Healthy life expectancy in Europe
Population and Societies
n° 499, April 2013
Since 2005, Eurostat has used European Statistics on Income and Living Conditions (EU-SILC) to calculate annual estimates of life expectancy without activity limitations, known as "healthy life years"for each member state of the European Union. Following the release of Eurostat’s latest figures, this article presents the findings of several studies covering the period 2005-2010.
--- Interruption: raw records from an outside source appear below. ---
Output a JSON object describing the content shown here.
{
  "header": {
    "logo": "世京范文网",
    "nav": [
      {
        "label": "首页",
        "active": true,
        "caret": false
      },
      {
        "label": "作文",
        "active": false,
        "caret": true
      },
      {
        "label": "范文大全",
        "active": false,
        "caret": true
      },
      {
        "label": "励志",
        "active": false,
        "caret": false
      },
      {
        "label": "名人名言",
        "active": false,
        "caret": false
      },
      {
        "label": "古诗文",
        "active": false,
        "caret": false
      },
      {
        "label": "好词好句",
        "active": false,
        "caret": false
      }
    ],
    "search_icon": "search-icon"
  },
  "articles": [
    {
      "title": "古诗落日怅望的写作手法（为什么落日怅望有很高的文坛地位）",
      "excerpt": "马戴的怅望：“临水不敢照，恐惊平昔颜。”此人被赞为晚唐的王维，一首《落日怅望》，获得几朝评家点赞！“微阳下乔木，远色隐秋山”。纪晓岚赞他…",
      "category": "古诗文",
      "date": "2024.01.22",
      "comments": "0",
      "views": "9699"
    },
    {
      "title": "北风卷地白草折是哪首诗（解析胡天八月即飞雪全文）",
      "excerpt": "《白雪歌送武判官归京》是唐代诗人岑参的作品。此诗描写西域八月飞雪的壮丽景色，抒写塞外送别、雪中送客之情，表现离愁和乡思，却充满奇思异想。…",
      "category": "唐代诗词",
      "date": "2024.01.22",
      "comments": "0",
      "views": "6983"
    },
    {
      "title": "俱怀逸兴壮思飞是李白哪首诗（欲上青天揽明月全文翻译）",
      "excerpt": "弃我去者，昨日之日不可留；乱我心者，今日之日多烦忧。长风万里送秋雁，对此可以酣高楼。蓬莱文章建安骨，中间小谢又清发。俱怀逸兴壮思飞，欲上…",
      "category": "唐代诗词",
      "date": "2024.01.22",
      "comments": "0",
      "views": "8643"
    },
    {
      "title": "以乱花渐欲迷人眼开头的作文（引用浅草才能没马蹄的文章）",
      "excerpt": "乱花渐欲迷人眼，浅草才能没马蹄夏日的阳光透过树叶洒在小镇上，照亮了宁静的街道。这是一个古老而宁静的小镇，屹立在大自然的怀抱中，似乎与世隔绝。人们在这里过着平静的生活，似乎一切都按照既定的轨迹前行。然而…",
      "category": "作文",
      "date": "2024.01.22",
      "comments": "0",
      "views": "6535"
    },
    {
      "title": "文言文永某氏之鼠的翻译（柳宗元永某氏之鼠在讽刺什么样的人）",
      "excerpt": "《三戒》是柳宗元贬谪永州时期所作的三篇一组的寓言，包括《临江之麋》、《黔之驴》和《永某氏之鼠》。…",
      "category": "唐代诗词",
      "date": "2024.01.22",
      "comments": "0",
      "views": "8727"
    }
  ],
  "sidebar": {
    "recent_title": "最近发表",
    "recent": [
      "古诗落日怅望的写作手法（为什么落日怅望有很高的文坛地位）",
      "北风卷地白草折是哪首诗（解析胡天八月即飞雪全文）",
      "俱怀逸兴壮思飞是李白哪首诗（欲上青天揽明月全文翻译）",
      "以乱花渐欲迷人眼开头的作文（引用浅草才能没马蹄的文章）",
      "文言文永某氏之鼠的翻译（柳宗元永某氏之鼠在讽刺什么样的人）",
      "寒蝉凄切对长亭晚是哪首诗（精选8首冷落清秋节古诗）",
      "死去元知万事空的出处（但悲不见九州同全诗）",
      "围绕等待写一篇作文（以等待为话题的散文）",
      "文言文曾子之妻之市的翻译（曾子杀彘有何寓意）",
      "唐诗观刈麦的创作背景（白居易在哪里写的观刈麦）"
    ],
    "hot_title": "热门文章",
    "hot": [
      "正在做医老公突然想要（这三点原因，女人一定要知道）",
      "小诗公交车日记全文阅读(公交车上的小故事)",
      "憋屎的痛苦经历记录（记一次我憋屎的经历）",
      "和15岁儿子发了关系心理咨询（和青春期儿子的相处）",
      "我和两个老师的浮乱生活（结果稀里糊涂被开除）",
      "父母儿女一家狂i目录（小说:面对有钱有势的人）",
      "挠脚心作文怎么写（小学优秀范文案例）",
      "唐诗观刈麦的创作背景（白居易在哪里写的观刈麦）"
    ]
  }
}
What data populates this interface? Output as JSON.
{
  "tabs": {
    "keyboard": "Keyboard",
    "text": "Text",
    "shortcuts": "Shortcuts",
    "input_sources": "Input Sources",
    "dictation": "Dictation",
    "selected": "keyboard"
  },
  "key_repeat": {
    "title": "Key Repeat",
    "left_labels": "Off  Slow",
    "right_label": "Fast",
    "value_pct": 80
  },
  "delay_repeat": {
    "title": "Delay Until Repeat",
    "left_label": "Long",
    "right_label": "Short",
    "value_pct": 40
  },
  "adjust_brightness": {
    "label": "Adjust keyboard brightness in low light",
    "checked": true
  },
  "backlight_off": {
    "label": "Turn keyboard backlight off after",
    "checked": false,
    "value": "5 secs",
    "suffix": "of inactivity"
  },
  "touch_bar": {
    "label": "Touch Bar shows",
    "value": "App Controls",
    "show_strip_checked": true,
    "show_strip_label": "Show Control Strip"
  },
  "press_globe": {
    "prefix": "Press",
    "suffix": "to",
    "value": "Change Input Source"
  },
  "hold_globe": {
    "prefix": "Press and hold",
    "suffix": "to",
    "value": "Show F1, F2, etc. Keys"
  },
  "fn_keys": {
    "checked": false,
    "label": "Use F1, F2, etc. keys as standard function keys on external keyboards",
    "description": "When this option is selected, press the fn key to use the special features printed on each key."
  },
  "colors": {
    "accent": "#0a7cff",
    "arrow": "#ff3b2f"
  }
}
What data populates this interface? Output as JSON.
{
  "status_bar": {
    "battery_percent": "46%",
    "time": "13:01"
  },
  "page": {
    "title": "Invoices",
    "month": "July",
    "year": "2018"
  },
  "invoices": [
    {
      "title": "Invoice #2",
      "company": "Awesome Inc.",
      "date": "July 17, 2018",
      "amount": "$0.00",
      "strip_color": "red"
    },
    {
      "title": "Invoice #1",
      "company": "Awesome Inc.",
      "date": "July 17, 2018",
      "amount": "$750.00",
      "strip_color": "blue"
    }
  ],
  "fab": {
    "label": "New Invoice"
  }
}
Each year since 2005, Eurostat has calculated life expectancy without activity limitations, known as"healthy life years". While life expectancy at age 65 increased by one year in the European Union between2005 and 2010, the years lived in poor perceived health decreased (by 0.5 years for men and 1.1 years for women)despite an increase in years with chronic morbidity (1.6 years for men, 1.3 years for women). Years withoutlimitation of activity remained unchanged. This paradoxcan be explained in part by more systematic detection and improved management of health problems, whoseprevalence may thus increase without necessarily producing an increase in reported activity limitations or innegative perceptions of health.